For the most part, you can go to the reference link and read up what is out there, as there are many information on the web now a day. But because there are so many information and versions, it can be confusing for the most of us. This link from wikipedia will provide some useful information for reference; http://en.wikipedia.org/wiki/Copper_wire_and_cable
This refers to the purity of the copper. The “N” stand for “Nine” or “9” and a 4N rating mean it is 99.99% pure. 6N rating mean 99.9999% pure.
OCC is a term very common in the audio world but what is common may not necessary correct. The full name should be PCOCC which stand for Pure Copper Ohno Continuous Casting and later, most refer to mostly just OCC which is trademarked in 1986 by professor Ohno of Chiba Institute of Technology in Japan for Ohno Continuous Casting and is a format or type of process used to product high grade copper wires and not a type of copper wire per say. Because this type of process produce high grade copper wires, some company later on refers it as OCC wire.
OFC stand for Oxygen-free copper and OFHC stand for Oxygen-free high thermal conductivity and both are copper that have been refined with very little oxygen left in them. Under the IACS standard, later on many refers the high grade OFC copper as 4N copper. For further detail and information, please refer the wikipedia link; http://en.wikipedia.org/wiki/Oxygen-free_copper
MCC stand for Mono-crystal Copper. This is also sometime refer to as single crystal and or long grain crystal copper. In the audio world, this is the best type of copper to be use. But due to the process of manufacturing mono-crystal copper is relative new, various industries and technologies refers the material as mono-crystal or single crystal copper or silver pending on their application. In the audio world, it would refer as Mono-crystal where as in semiconductor industry would refer to as single crystal. For more detail, please refer to the wikipedia link; http://en.wikipedia.org/wiki/Monocrystal
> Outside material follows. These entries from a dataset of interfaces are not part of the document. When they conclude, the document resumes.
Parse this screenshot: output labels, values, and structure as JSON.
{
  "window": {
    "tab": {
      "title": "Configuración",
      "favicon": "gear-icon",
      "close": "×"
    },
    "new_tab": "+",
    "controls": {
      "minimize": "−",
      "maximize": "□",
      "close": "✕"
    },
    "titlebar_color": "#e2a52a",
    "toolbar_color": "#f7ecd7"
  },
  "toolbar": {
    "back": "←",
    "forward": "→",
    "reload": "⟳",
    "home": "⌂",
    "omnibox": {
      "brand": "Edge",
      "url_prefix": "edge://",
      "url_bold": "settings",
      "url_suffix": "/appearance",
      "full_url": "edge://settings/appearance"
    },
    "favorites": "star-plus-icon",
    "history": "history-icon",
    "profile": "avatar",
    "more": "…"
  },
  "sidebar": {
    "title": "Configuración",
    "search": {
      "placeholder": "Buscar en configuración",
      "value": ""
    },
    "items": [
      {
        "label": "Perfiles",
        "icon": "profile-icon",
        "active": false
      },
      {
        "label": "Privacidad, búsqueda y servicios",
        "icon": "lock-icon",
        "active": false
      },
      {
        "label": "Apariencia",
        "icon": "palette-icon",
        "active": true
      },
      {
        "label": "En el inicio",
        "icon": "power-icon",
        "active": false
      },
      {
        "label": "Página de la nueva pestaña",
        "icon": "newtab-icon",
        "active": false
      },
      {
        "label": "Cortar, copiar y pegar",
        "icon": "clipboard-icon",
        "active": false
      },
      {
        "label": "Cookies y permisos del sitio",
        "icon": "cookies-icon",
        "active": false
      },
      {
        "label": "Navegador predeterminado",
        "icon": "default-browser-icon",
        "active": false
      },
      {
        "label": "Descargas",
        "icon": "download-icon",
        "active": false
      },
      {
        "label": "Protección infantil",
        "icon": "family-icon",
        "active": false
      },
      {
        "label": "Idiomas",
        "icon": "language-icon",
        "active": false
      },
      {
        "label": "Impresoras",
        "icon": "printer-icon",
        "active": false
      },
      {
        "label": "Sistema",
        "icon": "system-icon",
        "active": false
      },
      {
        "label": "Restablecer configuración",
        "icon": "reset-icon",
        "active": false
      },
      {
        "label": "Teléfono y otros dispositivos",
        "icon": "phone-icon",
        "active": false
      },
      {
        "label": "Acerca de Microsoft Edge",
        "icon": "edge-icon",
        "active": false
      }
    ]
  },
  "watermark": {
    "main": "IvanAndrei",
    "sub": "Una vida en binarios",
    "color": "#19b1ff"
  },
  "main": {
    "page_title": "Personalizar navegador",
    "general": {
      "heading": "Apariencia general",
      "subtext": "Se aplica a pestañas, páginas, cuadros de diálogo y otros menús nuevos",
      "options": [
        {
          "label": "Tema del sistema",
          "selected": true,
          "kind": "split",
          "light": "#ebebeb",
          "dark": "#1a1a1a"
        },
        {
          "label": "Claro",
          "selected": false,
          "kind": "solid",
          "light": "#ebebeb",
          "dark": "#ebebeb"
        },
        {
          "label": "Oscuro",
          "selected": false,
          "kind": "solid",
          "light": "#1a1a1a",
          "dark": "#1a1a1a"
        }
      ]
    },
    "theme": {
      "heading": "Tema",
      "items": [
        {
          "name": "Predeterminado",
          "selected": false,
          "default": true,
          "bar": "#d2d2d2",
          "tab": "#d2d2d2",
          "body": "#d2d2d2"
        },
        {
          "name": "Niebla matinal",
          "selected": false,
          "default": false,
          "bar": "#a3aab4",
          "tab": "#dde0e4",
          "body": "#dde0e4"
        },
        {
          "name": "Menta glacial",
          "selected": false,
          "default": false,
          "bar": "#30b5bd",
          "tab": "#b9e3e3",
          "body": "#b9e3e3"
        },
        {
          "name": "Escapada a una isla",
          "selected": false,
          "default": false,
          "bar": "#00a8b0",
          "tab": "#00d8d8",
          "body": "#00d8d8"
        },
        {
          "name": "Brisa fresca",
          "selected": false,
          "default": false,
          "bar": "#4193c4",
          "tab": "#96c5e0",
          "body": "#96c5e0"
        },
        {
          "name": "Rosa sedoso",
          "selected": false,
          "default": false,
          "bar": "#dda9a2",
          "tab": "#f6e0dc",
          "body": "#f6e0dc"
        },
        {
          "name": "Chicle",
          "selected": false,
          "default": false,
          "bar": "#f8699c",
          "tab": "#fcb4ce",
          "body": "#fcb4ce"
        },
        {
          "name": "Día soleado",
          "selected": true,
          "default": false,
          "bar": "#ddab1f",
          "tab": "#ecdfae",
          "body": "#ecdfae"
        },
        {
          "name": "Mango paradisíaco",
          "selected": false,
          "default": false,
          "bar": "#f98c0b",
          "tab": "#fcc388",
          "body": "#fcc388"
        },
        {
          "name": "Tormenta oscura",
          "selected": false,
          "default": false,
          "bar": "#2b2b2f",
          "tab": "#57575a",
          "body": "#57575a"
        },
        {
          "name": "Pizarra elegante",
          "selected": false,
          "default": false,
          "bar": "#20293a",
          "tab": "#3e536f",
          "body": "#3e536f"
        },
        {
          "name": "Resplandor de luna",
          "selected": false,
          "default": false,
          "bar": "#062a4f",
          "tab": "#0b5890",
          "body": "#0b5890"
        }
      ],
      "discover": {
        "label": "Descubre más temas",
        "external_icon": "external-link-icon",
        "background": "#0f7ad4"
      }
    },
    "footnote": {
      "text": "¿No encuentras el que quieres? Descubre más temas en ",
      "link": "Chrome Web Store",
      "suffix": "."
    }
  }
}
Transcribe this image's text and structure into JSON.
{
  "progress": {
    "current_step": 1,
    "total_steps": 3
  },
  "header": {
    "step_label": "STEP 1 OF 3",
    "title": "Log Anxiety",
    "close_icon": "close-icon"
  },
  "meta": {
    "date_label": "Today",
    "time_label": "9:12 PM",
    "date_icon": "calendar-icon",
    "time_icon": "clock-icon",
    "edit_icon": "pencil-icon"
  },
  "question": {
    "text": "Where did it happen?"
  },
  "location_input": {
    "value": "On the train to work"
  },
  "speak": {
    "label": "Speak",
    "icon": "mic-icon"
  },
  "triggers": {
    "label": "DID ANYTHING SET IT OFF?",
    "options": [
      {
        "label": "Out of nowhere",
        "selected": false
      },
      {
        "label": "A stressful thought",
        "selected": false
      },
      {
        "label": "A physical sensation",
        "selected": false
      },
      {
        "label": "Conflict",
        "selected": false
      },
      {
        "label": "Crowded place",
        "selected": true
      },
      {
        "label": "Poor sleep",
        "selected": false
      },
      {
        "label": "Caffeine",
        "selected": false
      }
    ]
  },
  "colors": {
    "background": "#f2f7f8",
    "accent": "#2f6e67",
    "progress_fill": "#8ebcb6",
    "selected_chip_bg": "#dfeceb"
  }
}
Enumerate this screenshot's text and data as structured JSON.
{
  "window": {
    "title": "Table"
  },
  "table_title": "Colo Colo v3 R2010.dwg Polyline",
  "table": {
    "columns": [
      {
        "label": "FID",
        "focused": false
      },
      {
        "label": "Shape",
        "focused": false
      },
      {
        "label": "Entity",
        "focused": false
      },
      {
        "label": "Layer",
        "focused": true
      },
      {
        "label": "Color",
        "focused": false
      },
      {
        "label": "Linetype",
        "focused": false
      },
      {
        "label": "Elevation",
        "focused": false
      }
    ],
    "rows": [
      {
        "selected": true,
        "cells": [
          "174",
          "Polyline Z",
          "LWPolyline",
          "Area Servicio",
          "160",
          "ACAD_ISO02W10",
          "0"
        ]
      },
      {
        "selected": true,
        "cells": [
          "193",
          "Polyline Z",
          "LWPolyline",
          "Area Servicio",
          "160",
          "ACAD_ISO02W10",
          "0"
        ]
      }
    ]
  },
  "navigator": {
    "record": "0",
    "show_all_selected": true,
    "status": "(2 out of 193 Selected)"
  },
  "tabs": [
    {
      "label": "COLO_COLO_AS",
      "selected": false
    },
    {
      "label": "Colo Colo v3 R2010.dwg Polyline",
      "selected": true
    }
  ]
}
In the mid eighty, we have the OCC process developed and in the nineties, we have the OFC developed and the “N” graded coppers. In the late twenties, we have the MCC developed. Each process has improved the pervious material somewhat and brings it close to its purest form.
Other then copper, many other mineral material are used to manufacture audio cables and connectors. Material are selected mainly due to electronic connectivity, effect on audio property and cost. Material like zinc, tin, gold, silver, platinum and rhodium etc.. are used also.